> _How to complete this task_: The expected output is the full set of entries, printed exactly, without pictures.

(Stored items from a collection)
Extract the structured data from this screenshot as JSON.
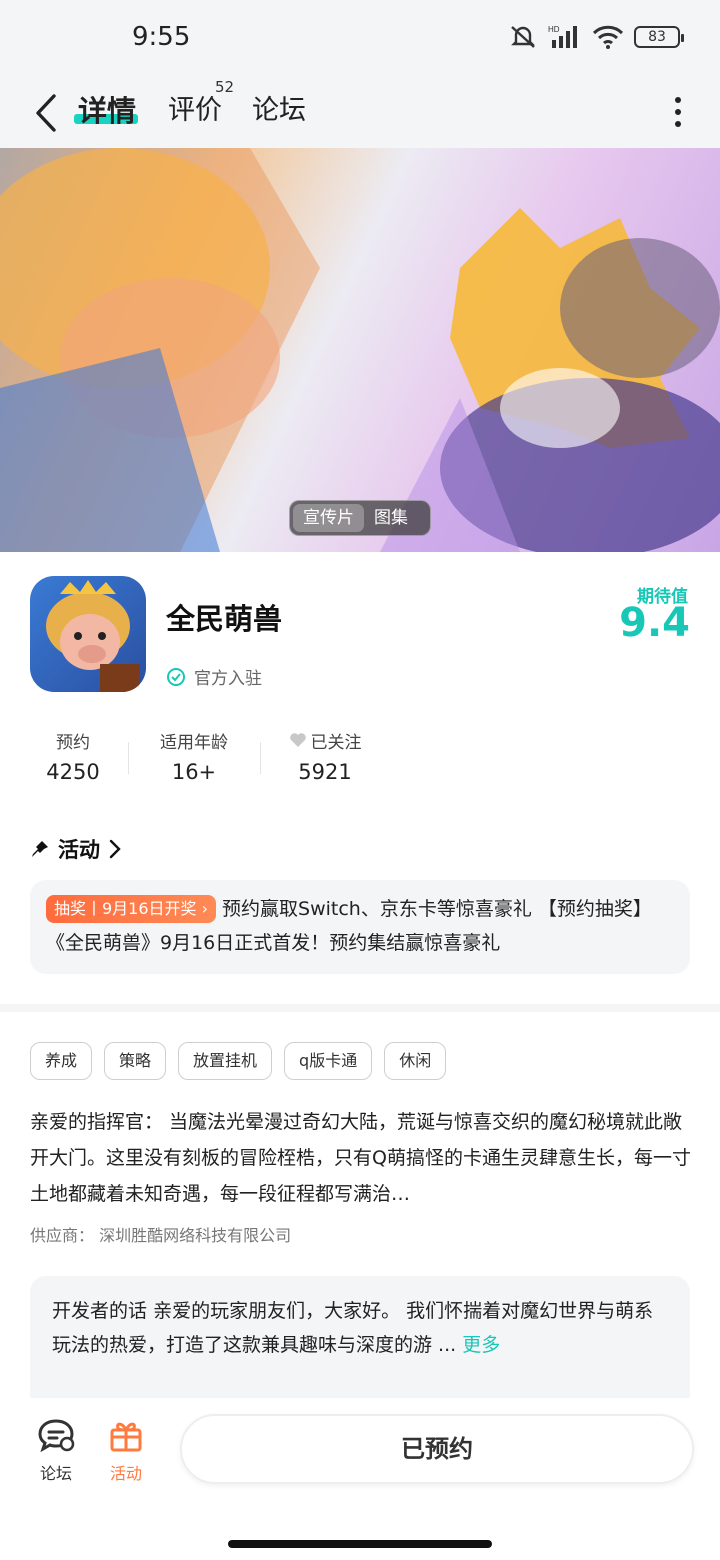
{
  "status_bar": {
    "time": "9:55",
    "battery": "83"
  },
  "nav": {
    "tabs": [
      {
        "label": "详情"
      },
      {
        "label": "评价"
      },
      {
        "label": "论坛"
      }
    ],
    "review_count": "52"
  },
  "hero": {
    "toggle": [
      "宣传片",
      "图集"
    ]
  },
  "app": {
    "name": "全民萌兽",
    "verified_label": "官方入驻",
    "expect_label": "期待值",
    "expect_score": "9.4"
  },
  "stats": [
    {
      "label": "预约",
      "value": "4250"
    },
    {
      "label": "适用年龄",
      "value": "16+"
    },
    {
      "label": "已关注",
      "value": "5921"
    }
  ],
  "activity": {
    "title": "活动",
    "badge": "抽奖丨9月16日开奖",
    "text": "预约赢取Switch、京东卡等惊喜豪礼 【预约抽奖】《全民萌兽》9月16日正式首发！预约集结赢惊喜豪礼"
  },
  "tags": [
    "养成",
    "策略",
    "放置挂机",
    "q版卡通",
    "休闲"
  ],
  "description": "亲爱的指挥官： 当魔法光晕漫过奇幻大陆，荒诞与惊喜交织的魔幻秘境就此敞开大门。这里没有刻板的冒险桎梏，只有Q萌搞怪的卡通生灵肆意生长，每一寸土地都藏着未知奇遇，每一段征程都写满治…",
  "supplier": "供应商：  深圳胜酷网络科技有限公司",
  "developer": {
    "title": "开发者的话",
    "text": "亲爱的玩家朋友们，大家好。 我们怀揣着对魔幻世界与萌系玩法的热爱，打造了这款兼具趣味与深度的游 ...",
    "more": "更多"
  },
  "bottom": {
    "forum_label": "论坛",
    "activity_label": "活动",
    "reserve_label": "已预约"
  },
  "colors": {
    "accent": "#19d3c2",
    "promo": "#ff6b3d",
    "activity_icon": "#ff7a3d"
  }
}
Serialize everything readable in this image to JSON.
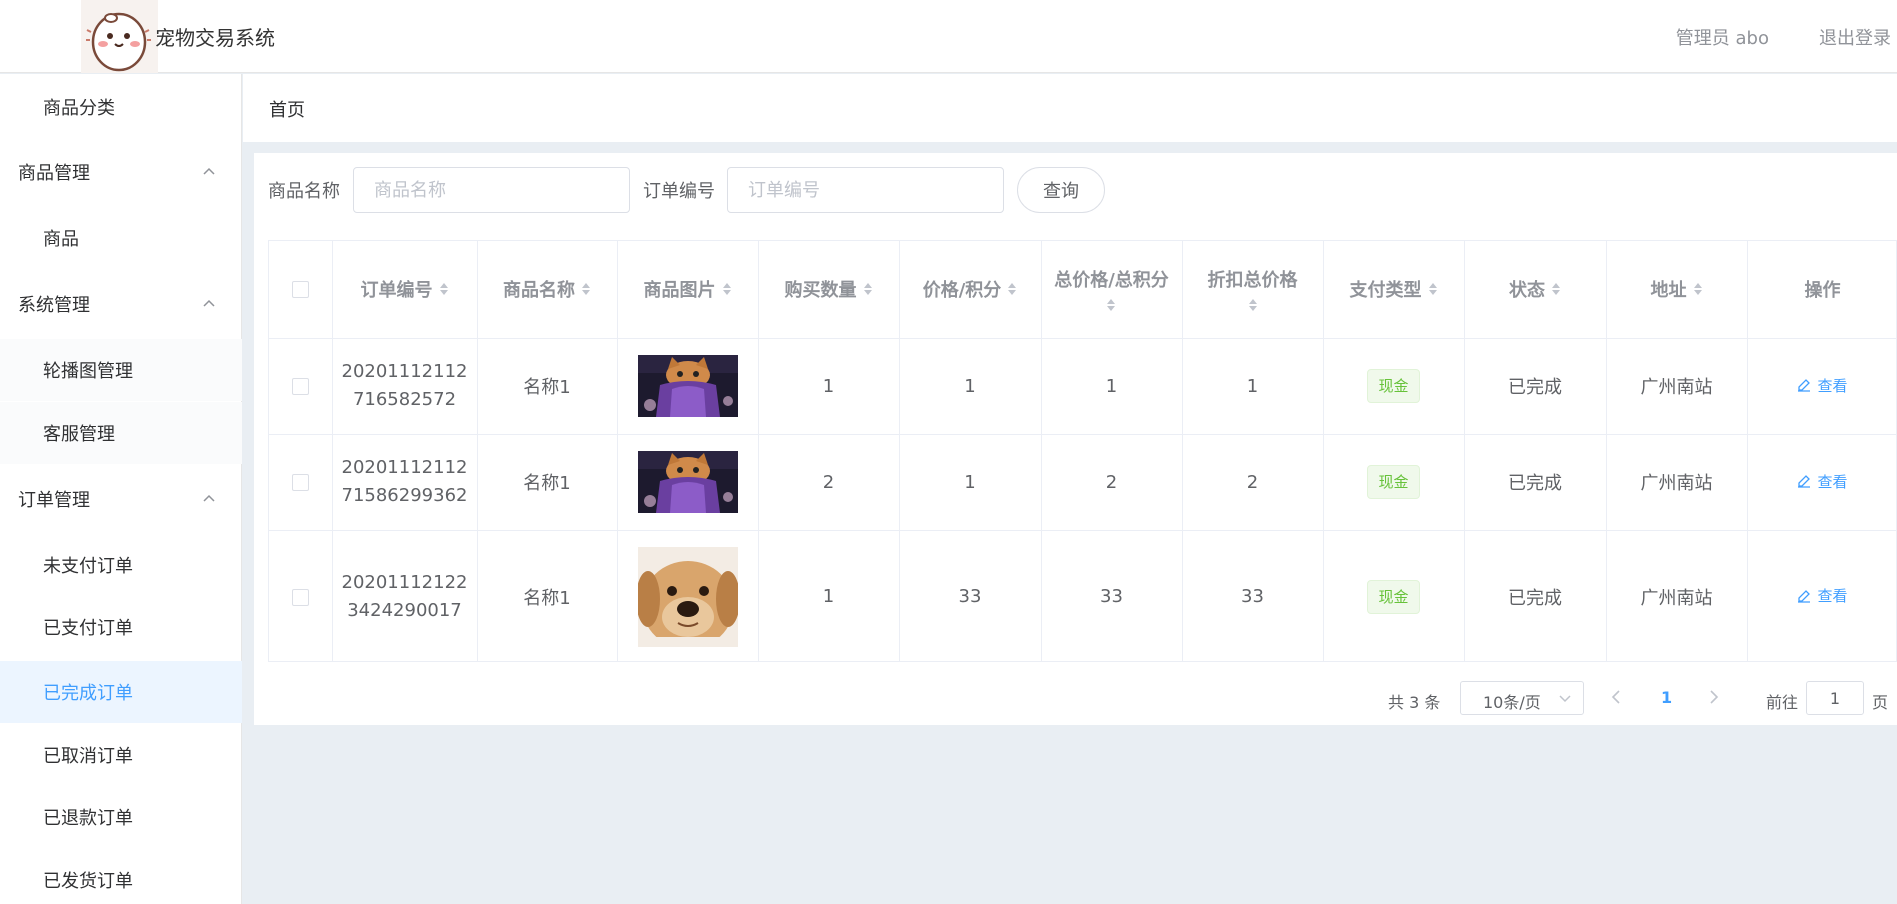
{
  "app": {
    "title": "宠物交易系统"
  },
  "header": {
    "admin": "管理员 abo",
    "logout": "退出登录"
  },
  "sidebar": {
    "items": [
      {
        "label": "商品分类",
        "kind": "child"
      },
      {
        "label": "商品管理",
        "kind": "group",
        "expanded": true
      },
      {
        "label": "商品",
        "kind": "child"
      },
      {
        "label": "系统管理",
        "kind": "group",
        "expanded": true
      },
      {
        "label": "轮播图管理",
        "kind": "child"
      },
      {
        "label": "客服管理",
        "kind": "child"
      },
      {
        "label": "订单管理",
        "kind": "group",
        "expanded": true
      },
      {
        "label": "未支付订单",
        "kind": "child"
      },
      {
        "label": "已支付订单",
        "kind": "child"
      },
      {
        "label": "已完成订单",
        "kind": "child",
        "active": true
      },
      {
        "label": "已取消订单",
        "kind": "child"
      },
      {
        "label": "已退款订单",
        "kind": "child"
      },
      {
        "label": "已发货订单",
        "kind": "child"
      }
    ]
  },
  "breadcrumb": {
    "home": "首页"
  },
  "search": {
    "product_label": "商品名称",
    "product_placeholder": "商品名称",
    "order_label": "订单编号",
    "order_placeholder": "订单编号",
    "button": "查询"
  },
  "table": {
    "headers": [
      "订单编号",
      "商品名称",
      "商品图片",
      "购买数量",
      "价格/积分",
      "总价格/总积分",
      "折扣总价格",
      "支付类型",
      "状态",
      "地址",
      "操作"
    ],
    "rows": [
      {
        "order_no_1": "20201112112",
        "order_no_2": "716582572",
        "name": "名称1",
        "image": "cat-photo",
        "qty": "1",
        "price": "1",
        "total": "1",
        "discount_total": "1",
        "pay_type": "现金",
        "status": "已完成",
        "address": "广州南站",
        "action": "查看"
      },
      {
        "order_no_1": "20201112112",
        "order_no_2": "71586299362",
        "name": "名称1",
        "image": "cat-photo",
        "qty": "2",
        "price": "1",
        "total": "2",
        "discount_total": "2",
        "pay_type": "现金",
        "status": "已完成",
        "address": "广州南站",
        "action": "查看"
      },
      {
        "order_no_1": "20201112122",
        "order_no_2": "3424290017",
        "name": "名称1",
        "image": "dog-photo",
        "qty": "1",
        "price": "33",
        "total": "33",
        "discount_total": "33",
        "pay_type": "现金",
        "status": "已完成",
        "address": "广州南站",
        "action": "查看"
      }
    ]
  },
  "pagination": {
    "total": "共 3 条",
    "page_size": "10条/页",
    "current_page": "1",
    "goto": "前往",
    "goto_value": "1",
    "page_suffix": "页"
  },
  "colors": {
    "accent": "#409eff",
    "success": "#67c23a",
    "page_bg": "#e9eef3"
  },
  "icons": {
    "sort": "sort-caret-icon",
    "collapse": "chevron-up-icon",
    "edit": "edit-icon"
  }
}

> _Written answer_:
Extract the structured data from this screenshot as JSON.
{
  "status_bar": {
    "time": "9:55",
    "battery": "83"
  },
  "nav": {
    "tabs": [
      {
        "label": "详情"
      },
      {
        "label": "评价"
      },
      {
        "label": "论坛"
      }
    ],
    "review_count": "52"
  },
  "hero": {
    "toggle": [
      "宣传片",
      "图集"
    ]
  },
  "app": {
    "name": "全民萌兽",
    "verified_label": "官方入驻",
    "expect_label": "期待值",
    "expect_score": "9.4"
  },
  "stats": [
    {
      "label": "预约",
      "value": "4250"
    },
    {
      "label": "适用年龄",
      "value": "16+"
    },
    {
      "label": "已关注",
      "value": "5921"
    }
  ],
  "activity": {
    "title": "活动",
    "badge": "抽奖丨9月16日开奖",
    "text": "预约赢取Switch、京东卡等惊喜豪礼 【预约抽奖】《全民萌兽》9月16日正式首发！预约集结赢惊喜豪礼"
  },
  "tags": [
    "养成",
    "策略",
    "放置挂机",
    "q版卡通",
    "休闲"
  ],
  "description": "亲爱的指挥官： 当魔法光晕漫过奇幻大陆，荒诞与惊喜交织的魔幻秘境就此敞开大门。这里没有刻板的冒险桎梏，只有Q萌搞怪的卡通生灵肆意生长，每一寸土地都藏着未知奇遇，每一段征程都写满治…",
  "supplier": "供应商：  深圳胜酷网络科技有限公司",
  "developer": {
    "title": "开发者的话",
    "text": "亲爱的玩家朋友们，大家好。 我们怀揣着对魔幻世界与萌系玩法的热爱，打造了这款兼具趣味与深度的游 ...",
    "more": "更多"
  },
  "bottom": {
    "forum_label": "论坛",
    "activity_label": "活动",
    "reserve_label": "已预约"
  },
  "colors": {
    "accent": "#19d3c2",
    "promo": "#ff6b3d",
    "activity_icon": "#ff7a3d"
  }
}
Serialize everything readable in this image to JSON.
{
  "app": {
    "title": "宠物交易系统"
  },
  "header": {
    "admin": "管理员 abo",
    "logout": "退出登录"
  },
  "sidebar": {
    "items": [
      {
        "label": "商品分类",
        "kind": "child"
      },
      {
        "label": "商品管理",
        "kind": "group",
        "expanded": true
      },
      {
        "label": "商品",
        "kind": "child"
      },
      {
        "label": "系统管理",
        "kind": "group",
        "expanded": true
      },
      {
        "label": "轮播图管理",
        "kind": "child"
      },
      {
        "label": "客服管理",
        "kind": "child"
      },
      {
        "label": "订单管理",
        "kind": "group",
        "expanded": true
      },
      {
        "label": "未支付订单",
        "kind": "child"
      },
      {
        "label": "已支付订单",
        "kind": "child"
      },
      {
        "label": "已完成订单",
        "kind": "child",
        "active": true
      },
      {
        "label": "已取消订单",
        "kind": "child"
      },
      {
        "label": "已退款订单",
        "kind": "child"
      },
      {
        "label": "已发货订单",
        "kind": "child"
      }
    ]
  },
  "breadcrumb": {
    "home": "首页"
  },
  "search": {
    "product_label": "商品名称",
    "product_placeholder": "商品名称",
    "order_label": "订单编号",
    "order_placeholder": "订单编号",
    "button": "查询"
  },
  "table": {
    "headers": [
      "订单编号",
      "商品名称",
      "商品图片",
      "购买数量",
      "价格/积分",
      "总价格/总积分",
      "折扣总价格",
      "支付类型",
      "状态",
      "地址",
      "操作"
    ],
    "rows": [
      {
        "order_no_1": "20201112112",
        "order_no_2": "716582572",
        "name": "名称1",
        "image": "cat-photo",
        "qty": "1",
        "price": "1",
        "total": "1",
        "discount_total": "1",
        "pay_type": "现金",
        "status": "已完成",
        "address": "广州南站",
        "action": "查看"
      },
      {
        "order_no_1": "20201112112",
        "order_no_2": "71586299362",
        "name": "名称1",
        "image": "cat-photo",
        "qty": "2",
        "price": "1",
        "total": "2",
        "discount_total": "2",
        "pay_type": "现金",
        "status": "已完成",
        "address": "广州南站",
        "action": "查看"
      },
      {
        "order_no_1": "20201112122",
        "order_no_2": "3424290017",
        "name": "名称1",
        "image": "dog-photo",
        "qty": "1",
        "price": "33",
        "total": "33",
        "discount_total": "33",
        "pay_type": "现金",
        "status": "已完成",
        "address": "广州南站",
        "action": "查看"
      }
    ]
  },
  "pagination": {
    "total": "共 3 条",
    "page_size": "10条/页",
    "current_page": "1",
    "goto": "前往",
    "goto_value": "1",
    "page_suffix": "页"
  },
  "colors": {
    "accent": "#409eff",
    "success": "#67c23a",
    "page_bg": "#e9eef3"
  },
  "icons": {
    "sort": "sort-caret-icon",
    "collapse": "chevron-up-icon",
    "edit": "edit-icon"
  }
}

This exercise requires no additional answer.